By Roadtrip Nation

Katy Knight


My road in life took a while to figure out.
When I was younger, I considered many different interests and career paths—including doctor and senator—but I ultimately decided I wanted to start a nonprofit because I wanted to help people.
I started interning in nonprofits in college and realized how many good ones already exist—I decided my path wasn’t to start a new one but to figure out where I could fit in and engage with the world.
I took some time off from college to explore other directions.
After I ultimately did graduate, I started working for a small nonprofit where I got to wear many different hats and learn a lot.
I wasn’t getting paid enough in the nonprofit sector, so I started looking for a supplementary job—I ended up finding a marketing job that took me to Google.
Once I got to Google and the tech industry, everything started to click—I realized that tech is power and that combined with my interest in nonprofits set me on the path I was meant to be on.
From there, I worked on public policy issues and started networking with others who were trying to create impact and social change.
I eventually took a leap of faith, left Google, and got into philanthropy, which led me to my current role of president and executive director for the Siegel Family Endowment.
Keep following my journey


High School
University of Pennsylvania


President & Executive Director

I lead a foundation that focuses on the way technology and social change are impacting society.

Career Roadmap

My work combines:
My work combines:
Non-Profit Organizations
Helping People

Day to Day

My days are never the same.

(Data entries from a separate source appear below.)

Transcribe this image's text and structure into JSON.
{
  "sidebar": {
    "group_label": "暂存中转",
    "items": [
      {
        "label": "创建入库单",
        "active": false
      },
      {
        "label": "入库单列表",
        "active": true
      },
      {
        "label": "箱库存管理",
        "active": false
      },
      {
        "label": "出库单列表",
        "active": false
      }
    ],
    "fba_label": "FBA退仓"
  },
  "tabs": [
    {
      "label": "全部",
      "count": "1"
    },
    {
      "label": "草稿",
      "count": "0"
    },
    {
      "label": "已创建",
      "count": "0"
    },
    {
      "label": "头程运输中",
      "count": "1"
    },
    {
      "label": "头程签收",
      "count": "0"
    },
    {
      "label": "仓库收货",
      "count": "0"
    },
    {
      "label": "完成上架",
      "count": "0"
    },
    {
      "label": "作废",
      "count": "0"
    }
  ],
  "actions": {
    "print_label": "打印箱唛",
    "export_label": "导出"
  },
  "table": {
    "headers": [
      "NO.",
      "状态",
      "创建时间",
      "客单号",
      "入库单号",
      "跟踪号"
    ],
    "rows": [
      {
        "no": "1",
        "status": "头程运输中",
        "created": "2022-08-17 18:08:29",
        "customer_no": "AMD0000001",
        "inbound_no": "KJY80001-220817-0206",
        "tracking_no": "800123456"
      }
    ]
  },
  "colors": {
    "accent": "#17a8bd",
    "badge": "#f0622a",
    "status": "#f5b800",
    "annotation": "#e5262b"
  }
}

I spend a lot of time in meetings. I may be talking to researchers at universities who are thinking about crucial problems and connecting them with practitioners. I'll talk to other funders to figure out how we can have more collective power. A lot of my day-to-day is spent brainstorming with my team to come up with different angles for big societal problems. Some weeks I'll travel to workforce or education conferences.

Advice for Getting Started

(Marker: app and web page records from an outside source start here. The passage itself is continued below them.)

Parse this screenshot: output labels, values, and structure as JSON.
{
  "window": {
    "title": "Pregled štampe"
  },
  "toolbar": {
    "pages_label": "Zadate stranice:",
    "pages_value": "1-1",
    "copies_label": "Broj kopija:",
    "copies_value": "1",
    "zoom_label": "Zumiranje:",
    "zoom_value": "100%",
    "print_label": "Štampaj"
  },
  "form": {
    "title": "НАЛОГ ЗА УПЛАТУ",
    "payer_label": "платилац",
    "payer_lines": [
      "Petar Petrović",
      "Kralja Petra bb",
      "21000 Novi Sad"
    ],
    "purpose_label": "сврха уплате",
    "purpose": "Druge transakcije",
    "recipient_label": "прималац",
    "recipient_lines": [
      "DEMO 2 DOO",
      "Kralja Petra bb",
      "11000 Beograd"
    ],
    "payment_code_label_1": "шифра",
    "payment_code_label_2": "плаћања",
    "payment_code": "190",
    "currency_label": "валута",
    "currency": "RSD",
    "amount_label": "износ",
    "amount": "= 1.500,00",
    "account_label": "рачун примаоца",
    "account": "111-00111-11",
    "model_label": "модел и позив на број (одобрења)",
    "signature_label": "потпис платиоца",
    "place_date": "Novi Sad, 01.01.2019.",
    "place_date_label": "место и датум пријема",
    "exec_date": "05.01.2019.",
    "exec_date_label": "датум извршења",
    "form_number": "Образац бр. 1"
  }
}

Here's the first step for college students

I recommend interning at a small nonprofit if you get a chance because you'll likely get to experience three different jobs within one summer. Small organizations are great because you get to wear different hats, work multiple jobs, and learn a lot. If you can't find an internship, look for a volunteer position.


The Noise I Shed

From Peers:

"Working in the nonprofit sector would be a big waste of your time. You should work in finance instead. You'll make a bigger difference that way because then you'll have a lot of money."